Would you set down every line of the data below exactly as it reads?

═════ MATERIAL FOR THIS TASK

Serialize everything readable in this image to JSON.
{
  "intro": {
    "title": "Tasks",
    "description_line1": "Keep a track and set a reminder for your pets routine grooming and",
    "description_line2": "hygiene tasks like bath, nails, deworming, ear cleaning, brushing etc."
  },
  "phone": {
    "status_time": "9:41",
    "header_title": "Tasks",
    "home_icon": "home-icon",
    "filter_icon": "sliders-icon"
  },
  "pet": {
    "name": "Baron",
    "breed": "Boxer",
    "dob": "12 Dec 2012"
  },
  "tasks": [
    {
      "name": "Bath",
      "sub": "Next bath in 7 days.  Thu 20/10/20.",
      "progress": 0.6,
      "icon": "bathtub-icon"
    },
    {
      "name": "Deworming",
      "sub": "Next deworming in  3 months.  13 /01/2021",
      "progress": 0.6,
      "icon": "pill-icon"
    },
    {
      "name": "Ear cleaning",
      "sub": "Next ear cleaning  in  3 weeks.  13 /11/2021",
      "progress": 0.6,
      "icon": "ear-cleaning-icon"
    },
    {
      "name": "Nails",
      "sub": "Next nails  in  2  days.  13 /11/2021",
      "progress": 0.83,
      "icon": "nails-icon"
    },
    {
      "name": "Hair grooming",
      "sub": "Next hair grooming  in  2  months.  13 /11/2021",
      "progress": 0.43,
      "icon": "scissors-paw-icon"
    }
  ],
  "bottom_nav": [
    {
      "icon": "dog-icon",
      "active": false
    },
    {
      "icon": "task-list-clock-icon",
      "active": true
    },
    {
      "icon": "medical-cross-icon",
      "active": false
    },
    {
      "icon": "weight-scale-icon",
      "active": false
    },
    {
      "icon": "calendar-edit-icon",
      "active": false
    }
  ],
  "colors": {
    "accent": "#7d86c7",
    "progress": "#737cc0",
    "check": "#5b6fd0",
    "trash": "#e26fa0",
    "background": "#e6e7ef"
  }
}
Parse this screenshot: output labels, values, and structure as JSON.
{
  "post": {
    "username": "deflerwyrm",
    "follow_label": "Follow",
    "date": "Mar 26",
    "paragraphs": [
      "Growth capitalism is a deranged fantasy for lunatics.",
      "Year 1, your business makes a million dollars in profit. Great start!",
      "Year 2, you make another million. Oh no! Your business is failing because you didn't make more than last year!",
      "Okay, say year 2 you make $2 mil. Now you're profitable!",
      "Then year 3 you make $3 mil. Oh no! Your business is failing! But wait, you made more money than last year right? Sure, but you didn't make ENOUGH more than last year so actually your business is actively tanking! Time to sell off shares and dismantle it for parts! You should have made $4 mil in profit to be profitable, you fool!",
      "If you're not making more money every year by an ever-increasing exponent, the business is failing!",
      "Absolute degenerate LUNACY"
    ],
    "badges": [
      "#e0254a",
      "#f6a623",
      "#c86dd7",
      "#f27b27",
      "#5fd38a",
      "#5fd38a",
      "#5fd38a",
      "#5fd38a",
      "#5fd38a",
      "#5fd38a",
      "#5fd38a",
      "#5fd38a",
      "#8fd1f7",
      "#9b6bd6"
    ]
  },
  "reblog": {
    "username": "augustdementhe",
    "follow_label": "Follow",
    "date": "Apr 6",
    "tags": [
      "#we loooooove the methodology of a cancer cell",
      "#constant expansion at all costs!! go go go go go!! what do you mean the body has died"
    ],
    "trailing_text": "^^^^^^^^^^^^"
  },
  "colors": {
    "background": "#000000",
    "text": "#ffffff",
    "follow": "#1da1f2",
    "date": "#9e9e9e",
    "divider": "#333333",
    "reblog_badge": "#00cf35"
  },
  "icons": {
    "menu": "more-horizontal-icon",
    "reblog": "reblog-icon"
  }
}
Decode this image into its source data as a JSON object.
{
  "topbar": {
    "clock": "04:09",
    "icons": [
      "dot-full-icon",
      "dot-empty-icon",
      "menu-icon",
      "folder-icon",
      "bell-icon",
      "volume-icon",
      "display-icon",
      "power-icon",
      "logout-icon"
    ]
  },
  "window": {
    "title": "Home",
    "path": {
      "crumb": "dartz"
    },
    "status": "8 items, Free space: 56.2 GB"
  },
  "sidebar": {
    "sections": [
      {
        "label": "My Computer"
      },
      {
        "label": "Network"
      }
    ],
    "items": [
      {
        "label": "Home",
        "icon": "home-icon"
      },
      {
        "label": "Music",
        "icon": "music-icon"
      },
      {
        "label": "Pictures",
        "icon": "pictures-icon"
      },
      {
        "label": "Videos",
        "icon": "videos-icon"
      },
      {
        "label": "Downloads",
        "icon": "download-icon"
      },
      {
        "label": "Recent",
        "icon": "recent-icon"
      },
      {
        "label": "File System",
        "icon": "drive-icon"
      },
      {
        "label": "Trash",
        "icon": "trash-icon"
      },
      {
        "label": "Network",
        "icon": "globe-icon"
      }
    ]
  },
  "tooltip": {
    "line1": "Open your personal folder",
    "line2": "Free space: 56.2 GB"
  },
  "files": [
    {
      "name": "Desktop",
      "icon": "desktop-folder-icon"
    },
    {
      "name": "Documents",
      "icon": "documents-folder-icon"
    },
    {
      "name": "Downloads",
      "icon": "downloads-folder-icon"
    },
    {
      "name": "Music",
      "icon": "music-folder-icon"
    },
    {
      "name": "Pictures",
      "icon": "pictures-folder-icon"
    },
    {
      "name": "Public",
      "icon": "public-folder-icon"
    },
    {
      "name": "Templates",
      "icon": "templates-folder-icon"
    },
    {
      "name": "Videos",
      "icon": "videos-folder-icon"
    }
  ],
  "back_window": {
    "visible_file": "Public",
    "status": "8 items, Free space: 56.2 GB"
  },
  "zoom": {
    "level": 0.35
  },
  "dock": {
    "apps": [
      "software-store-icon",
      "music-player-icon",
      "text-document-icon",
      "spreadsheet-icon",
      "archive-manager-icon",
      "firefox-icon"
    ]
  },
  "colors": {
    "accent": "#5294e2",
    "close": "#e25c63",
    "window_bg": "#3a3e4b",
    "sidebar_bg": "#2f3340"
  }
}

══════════

EXPECTED OUTPUT:
Serialize everything readable in this image to JSON.
{
  "intro": {
    "title": "Tasks",
    "description_line1": "Keep a track and set a reminder for your pets routine grooming and",
    "description_line2": "hygiene tasks like bath, nails, deworming, ear cleaning, brushing etc."
  },
  "phone": {
    "status_time": "9:41",
    "header_title": "Tasks",
    "home_icon": "home-icon",
    "filter_icon": "sliders-icon"
  },
  "pet": {
    "name": "Baron",
    "breed": "Boxer",
    "dob": "12 Dec 2012"
  },
  "tasks": [
    {
      "name": "Bath",
      "sub": "Next bath in 7 days.  Thu 20/10/20.",
      "progress": 0.6,
      "icon": "bathtub-icon"
    },
    {
      "name": "Deworming",
      "sub": "Next deworming in  3 months.  13 /01/2021",
      "progress": 0.6,
      "icon": "pill-icon"
    },
    {
      "name": "Ear cleaning",
      "sub": "Next ear cleaning  in  3 weeks.  13 /11/2021",
      "progress": 0.6,
      "icon": "ear-cleaning-icon"
    },
    {
      "name": "Nails",
      "sub": "Next nails  in  2  days.  13 /11/2021",
      "progress": 0.83,
      "icon": "nails-icon"
    },
    {
      "name": "Hair grooming",
      "sub": "Next hair grooming  in  2  months.  13 /11/2021",
      "progress": 0.43,
      "icon": "scissors-paw-icon"
    }
  ],
  "bottom_nav": [
    {
      "icon": "dog-icon",
      "active": false
    },
    {
      "icon": "task-list-clock-icon",
      "active": true
    },
    {
      "icon": "medical-cross-icon",
      "active": false
    },
    {
      "icon": "weight-scale-icon",
      "active": false
    },
    {
      "icon": "calendar-edit-icon",
      "active": false
    }
  ],
  "colors": {
    "accent": "#7d86c7",
    "progress": "#737cc0",
    "check": "#5b6fd0",
    "trash": "#e26fa0",
    "background": "#e6e7ef"
  }
}
Parse this screenshot: output labels, values, and structure as JSON.
{
  "post": {
    "username": "deflerwyrm",
    "follow_label": "Follow",
    "date": "Mar 26",
    "paragraphs": [
      "Growth capitalism is a deranged fantasy for lunatics.",
      "Year 1, your business makes a million dollars in profit. Great start!",
      "Year 2, you make another million. Oh no! Your business is failing because you didn't make more than last year!",
      "Okay, say year 2 you make $2 mil. Now you're profitable!",
      "Then year 3 you make $3 mil. Oh no! Your business is failing! But wait, you made more money than last year right? Sure, but you didn't make ENOUGH more than last year so actually your business is actively tanking! Time to sell off shares and dismantle it for parts! You should have made $4 mil in profit to be profitable, you fool!",
      "If you're not making more money every year by an ever-increasing exponent, the business is failing!",
      "Absolute degenerate LUNACY"
    ],
    "badges": [
      "#e0254a",
      "#f6a623",
      "#c86dd7",
      "#f27b27",
      "#5fd38a",
      "#5fd38a",
      "#5fd38a",
      "#5fd38a",
      "#5fd38a",
      "#5fd38a",
      "#5fd38a",
      "#5fd38a",
      "#8fd1f7",
      "#9b6bd6"
    ]
  },
  "reblog": {
    "username": "augustdementhe",
    "follow_label": "Follow",
    "date": "Apr 6",
    "tags": [
      "#we loooooove the methodology of a cancer cell",
      "#constant expansion at all costs!! go go go go go!! what do you mean the body has died"
    ],
    "trailing_text": "^^^^^^^^^^^^"
  },
  "colors": {
    "background": "#000000",
    "text": "#ffffff",
    "follow": "#1da1f2",
    "date": "#9e9e9e",
    "divider": "#333333",
    "reblog_badge": "#00cf35"
  },
  "icons": {
    "menu": "more-horizontal-icon",
    "reblog": "reblog-icon"
  }
}
Decode this image into its source data as a JSON object.
{
  "topbar": {
    "clock": "04:09",
    "icons": [
      "dot-full-icon",
      "dot-empty-icon",
      "menu-icon",
      "folder-icon",
      "bell-icon",
      "volume-icon",
      "display-icon",
      "power-icon",
      "logout-icon"
    ]
  },
  "window": {
    "title": "Home",
    "path": {
      "crumb": "dartz"
    },
    "status": "8 items, Free space: 56.2 GB"
  },
  "sidebar": {
    "sections": [
      {
        "label": "My Computer"
      },
      {
        "label": "Network"
      }
    ],
    "items": [
      {
        "label": "Home",
        "icon": "home-icon"
      },
      {
        "label": "Music",
        "icon": "music-icon"
      },
      {
        "label": "Pictures",
        "icon": "pictures-icon"
      },
      {
        "label": "Videos",
        "icon": "videos-icon"
      },
      {
        "label": "Downloads",
        "icon": "download-icon"
      },
      {
        "label": "Recent",
        "icon": "recent-icon"
      },
      {
        "label": "File System",
        "icon": "drive-icon"
      },
      {
        "label": "Trash",
        "icon": "trash-icon"
      },
      {
        "label": "Network",
        "icon": "globe-icon"
      }
    ]
  },
  "tooltip": {
    "line1": "Open your personal folder",
    "line2": "Free space: 56.2 GB"
  },
  "files": [
    {
      "name": "Desktop",
      "icon": "desktop-folder-icon"
    },
    {
      "name": "Documents",
      "icon": "documents-folder-icon"
    },
    {
      "name": "Downloads",
      "icon": "downloads-folder-icon"
    },
    {
      "name": "Music",
      "icon": "music-folder-icon"
    },
    {
      "name": "Pictures",
      "icon": "pictures-folder-icon"
    },
    {
      "name": "Public",
      "icon": "public-folder-icon"
    },
    {
      "name": "Templates",
      "icon": "templates-folder-icon"
    },
    {
      "name": "Videos",
      "icon": "videos-folder-icon"
    }
  ],
  "back_window": {
    "visible_file": "Public",
    "status": "8 items, Free space: 56.2 GB"
  },
  "zoom": {
    "level": 0.35
  },
  "dock": {
    "apps": [
      "software-store-icon",
      "music-player-icon",
      "text-document-icon",
      "spreadsheet-icon",
      "archive-manager-icon",
      "firefox-icon"
    ]
  },
  "colors": {
    "accent": "#5294e2",
    "close": "#e25c63",
    "window_bg": "#3a3e4b",
    "sidebar_bg": "#2f3340"
  }
}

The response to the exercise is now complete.